Machine-related risks can manifest themselves during start-up, carrying out maintenance activities and while managing the machine. Several safety aspects that are addressed during these phases include: physical load, ergonomics, being trapped and coming into contact with moving parts. The Design department can have a high impact on risks in its design. In the European Machinery Directive, safe design is explicitly mentioned as forming the basis for the risk mitigation process.
Another point concerning machine safety is the design of the space in which the machine is set up and maintained. Often there is insufficient space to be able to properly carry out maintenance in the final situation. This is caused by the sequence in which a machine is designed. The result of an erroneous design sequence is a lack of space with the resulting consequence that the ultimate space in and around the machine for its placement, installation and proper maintenance is limited. This increases the chance of being trapped or coming into contact with moving parts during maintenance or management. Moreover, as a result of this it is almost impossible to allow for an ergonomic working posture.

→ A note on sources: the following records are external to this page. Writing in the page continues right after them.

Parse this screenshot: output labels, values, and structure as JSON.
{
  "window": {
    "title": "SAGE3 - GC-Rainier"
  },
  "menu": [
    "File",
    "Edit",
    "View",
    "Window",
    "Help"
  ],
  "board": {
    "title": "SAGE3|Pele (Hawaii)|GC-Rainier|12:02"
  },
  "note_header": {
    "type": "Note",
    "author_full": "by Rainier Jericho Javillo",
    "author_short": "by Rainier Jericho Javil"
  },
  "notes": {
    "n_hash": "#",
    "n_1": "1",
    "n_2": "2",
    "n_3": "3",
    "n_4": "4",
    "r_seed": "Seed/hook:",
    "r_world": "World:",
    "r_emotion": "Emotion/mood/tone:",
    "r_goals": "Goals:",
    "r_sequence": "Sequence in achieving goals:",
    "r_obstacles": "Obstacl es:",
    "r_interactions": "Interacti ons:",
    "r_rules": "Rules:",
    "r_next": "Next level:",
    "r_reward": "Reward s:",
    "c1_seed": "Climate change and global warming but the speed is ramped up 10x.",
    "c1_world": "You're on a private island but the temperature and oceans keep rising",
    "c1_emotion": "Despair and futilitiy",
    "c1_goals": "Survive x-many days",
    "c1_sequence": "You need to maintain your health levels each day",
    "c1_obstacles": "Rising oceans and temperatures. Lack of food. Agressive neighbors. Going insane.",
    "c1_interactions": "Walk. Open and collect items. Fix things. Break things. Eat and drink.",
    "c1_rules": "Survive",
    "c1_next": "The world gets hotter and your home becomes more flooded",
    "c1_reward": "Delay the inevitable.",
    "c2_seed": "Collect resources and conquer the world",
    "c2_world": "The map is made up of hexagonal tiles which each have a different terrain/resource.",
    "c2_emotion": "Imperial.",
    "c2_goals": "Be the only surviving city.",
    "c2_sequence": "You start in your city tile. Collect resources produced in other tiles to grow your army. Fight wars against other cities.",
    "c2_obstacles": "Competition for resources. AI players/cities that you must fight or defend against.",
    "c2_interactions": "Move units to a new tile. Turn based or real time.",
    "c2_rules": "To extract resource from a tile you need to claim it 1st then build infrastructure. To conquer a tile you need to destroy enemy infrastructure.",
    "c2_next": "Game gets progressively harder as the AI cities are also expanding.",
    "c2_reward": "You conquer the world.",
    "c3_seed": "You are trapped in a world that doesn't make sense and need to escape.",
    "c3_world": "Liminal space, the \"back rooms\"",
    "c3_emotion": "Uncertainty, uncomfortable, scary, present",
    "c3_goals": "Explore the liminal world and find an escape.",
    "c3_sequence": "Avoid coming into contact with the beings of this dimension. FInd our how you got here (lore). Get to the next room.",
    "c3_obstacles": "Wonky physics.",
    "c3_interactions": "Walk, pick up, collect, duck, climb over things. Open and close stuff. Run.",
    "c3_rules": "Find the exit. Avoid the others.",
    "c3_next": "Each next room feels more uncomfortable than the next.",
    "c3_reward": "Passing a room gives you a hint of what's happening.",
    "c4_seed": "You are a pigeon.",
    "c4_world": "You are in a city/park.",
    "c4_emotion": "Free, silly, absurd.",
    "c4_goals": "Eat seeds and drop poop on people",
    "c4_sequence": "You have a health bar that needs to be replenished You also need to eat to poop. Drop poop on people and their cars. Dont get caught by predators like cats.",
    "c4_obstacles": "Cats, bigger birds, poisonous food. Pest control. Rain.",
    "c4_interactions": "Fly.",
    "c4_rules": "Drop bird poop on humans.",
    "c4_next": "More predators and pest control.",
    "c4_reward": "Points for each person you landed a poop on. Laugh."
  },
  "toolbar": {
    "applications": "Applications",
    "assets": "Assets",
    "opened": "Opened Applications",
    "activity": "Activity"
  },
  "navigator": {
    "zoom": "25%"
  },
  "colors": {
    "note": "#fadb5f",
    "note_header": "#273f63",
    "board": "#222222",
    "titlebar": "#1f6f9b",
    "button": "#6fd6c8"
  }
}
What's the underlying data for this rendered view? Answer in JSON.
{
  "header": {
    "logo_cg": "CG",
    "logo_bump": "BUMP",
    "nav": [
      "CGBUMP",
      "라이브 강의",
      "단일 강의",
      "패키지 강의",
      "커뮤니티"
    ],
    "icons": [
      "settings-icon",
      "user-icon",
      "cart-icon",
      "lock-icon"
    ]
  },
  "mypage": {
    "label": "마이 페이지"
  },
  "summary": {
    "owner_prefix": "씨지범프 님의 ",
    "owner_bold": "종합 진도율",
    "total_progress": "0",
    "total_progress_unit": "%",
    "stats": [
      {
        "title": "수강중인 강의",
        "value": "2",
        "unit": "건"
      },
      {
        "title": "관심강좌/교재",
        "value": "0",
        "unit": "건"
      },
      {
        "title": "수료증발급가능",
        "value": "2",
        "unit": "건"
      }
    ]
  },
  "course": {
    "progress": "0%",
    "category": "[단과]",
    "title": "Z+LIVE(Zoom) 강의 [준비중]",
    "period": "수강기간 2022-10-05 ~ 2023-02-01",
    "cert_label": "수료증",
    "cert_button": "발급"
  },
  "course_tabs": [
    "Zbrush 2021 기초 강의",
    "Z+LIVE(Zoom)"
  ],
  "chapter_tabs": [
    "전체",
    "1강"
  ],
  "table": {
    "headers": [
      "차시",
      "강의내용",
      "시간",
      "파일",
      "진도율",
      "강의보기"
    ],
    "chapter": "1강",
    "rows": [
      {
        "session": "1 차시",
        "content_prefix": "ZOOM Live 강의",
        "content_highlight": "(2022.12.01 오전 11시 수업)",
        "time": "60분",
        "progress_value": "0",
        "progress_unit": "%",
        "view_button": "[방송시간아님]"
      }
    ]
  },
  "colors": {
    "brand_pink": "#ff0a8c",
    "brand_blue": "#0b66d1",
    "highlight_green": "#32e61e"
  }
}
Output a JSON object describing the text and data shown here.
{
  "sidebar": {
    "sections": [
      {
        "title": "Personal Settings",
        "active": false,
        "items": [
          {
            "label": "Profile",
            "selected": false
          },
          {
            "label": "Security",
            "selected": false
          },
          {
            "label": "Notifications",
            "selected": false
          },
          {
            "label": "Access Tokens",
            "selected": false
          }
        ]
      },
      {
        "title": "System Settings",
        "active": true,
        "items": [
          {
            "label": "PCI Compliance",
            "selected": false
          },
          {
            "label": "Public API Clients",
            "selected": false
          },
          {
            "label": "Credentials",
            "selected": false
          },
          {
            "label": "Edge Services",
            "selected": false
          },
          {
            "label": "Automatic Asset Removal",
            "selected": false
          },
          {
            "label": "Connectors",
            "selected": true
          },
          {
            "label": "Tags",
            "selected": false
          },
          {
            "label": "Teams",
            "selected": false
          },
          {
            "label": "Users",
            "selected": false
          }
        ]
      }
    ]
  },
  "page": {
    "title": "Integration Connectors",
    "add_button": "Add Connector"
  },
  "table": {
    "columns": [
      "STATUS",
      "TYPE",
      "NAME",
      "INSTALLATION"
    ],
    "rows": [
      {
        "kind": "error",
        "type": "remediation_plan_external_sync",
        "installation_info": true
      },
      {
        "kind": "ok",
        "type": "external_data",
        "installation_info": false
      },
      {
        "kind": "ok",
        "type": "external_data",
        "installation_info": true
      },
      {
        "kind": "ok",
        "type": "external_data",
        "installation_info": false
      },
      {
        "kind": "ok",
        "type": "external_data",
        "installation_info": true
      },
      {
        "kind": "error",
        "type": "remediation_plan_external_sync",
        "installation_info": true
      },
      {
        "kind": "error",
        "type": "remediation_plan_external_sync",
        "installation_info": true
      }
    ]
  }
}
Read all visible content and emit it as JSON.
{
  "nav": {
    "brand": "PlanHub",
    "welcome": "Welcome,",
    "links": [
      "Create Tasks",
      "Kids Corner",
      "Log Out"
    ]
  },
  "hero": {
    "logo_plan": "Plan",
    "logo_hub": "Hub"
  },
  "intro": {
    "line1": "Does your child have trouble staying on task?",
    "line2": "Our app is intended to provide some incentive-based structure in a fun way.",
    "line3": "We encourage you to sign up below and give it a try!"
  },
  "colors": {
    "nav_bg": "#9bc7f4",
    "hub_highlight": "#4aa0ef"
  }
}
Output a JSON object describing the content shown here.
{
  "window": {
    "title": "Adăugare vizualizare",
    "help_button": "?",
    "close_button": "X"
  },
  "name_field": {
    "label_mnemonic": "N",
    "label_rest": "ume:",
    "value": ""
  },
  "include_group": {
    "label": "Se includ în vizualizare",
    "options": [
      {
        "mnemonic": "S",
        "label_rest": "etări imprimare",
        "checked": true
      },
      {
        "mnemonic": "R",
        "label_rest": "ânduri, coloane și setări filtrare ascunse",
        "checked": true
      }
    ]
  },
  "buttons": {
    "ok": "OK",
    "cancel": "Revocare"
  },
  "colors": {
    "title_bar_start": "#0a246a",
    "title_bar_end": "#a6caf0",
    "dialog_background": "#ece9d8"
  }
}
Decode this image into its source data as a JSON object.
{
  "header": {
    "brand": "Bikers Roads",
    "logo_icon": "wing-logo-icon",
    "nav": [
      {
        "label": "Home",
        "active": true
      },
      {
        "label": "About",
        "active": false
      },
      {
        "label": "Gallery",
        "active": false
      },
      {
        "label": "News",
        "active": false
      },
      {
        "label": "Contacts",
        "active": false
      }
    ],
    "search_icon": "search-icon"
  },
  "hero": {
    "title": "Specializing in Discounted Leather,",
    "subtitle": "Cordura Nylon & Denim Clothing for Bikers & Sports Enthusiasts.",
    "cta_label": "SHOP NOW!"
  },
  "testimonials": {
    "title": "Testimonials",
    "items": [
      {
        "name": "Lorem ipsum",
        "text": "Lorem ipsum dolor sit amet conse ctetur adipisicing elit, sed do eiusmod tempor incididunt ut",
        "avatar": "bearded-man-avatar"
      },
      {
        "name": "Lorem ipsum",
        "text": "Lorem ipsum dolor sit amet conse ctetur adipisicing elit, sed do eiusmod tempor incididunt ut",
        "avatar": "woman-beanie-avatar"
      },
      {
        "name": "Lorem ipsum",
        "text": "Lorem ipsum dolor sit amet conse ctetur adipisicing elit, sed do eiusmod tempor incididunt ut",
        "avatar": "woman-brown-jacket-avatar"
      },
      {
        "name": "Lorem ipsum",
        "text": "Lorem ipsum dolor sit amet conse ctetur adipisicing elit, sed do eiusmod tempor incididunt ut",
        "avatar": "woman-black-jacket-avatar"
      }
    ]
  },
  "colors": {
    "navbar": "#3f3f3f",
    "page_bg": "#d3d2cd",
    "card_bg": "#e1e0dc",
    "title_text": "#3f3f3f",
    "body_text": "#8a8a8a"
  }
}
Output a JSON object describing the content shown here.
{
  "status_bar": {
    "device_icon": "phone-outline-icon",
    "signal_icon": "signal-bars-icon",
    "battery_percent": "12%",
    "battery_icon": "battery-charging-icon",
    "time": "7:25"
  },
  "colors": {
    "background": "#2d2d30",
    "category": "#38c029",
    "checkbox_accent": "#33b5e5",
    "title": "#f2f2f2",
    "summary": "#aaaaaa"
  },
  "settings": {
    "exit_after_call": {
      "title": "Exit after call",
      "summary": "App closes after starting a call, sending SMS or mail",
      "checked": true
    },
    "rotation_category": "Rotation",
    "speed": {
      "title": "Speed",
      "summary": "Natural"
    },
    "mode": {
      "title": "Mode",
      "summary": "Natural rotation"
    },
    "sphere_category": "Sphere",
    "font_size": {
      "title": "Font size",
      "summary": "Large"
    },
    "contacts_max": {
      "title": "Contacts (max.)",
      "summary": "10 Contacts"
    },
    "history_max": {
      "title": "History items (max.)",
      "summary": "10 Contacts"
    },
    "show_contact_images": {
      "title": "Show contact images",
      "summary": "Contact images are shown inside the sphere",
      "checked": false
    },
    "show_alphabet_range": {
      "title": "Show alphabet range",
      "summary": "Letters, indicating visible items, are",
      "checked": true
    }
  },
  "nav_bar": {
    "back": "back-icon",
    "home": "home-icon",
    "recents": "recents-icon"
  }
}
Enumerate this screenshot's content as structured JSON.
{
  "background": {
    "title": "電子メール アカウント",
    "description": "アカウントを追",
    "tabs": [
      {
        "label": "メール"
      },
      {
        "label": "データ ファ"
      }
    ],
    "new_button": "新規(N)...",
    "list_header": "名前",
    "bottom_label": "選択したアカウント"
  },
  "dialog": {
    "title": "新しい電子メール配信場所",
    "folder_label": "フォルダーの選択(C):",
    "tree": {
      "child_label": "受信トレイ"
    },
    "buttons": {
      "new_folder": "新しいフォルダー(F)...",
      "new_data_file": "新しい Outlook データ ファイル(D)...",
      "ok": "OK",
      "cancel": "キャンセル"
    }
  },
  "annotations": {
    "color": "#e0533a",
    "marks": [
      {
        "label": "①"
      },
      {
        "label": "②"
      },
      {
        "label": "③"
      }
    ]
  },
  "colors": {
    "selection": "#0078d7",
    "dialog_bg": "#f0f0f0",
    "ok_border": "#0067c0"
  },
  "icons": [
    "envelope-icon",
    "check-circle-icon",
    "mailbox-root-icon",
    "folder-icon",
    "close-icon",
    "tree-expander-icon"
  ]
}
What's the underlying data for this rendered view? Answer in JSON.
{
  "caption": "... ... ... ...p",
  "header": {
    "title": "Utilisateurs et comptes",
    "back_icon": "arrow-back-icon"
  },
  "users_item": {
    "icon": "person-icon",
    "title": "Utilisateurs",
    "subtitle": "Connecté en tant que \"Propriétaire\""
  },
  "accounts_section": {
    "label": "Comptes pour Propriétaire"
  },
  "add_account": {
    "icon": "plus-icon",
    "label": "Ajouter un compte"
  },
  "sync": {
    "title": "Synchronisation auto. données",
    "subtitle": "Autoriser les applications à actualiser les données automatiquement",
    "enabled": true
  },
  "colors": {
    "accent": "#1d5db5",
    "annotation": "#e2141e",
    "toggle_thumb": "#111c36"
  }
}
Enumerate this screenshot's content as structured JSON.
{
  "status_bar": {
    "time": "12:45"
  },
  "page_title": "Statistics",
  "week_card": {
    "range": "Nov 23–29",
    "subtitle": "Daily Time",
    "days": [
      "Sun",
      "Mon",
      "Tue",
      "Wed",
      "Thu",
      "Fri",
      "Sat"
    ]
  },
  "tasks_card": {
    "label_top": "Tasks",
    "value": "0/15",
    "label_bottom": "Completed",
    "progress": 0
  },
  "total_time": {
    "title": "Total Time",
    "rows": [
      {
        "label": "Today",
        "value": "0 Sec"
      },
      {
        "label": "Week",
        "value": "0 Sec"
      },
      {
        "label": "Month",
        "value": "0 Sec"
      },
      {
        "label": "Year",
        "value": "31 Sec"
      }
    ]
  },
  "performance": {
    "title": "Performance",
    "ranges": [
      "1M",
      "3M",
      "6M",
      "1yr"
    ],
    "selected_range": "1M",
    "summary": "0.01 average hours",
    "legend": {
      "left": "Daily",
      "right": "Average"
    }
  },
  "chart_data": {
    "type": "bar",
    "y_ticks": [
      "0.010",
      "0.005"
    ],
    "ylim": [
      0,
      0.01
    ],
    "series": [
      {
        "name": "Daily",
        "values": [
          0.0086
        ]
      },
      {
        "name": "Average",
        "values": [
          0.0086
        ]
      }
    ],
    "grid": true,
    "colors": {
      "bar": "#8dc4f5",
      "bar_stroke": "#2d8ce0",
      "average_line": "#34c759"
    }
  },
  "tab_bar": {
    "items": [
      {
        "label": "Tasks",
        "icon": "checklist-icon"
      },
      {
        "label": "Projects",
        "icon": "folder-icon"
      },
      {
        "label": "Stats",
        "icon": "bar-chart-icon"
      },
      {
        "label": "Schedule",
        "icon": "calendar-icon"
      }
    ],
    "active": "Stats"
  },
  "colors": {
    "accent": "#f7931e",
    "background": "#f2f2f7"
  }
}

Design safety measures, by choosing suitable constructive choices within the machine itself or in the interaction between exposed individuals and the machine, result in avoiding hazards or reducing risks. The safety of a machine’s operation increases when the design itself takes risks into account and incorporates risk-mitigating measures. The risks covered off by the design no longer require technical safety provisions or warnings to be implemented, unless, despite a safe design, residual risks continue to exist.
To provide for a smooth design process in terms of identifying and dealing with potentially unsafe situations, you should adhere to the following steps as a designer.
This often starts as early as in the Tender Phase.
Establish a Technical/Construction Dossier
The technical/construction dossier is a combination of documents that government bodies use to establish whether a product complies with essential requirements. The dossier must at a minimum include the following documents: drawings, list of standards, test results, certificates, operating instructions and an EC or EU declaration of conformity. The basis for this document is formed by the Design choices and these must therefore be recorded here. Before you establish this dossier, it is recommended that you first identify which directives, standards and certifications apply to the machine you are going to design (see the header ‘Tips’ for a useful link).
Complete a Risk Assessment and Evaluation (RI&E)
The RI&E is a list with the potential risks relating to all of the machine’s lifecycle phases. This list is used to identify the risks that apply to the machine. The right mitigating measures can only be taken once the risks are known (Figure 1).
Installation space & moving parts
The machine’s installation space consists of the area that contains the machine’s drive and profile (the free space for maintenance). In relation to safety, the designer must take the following aspects into account: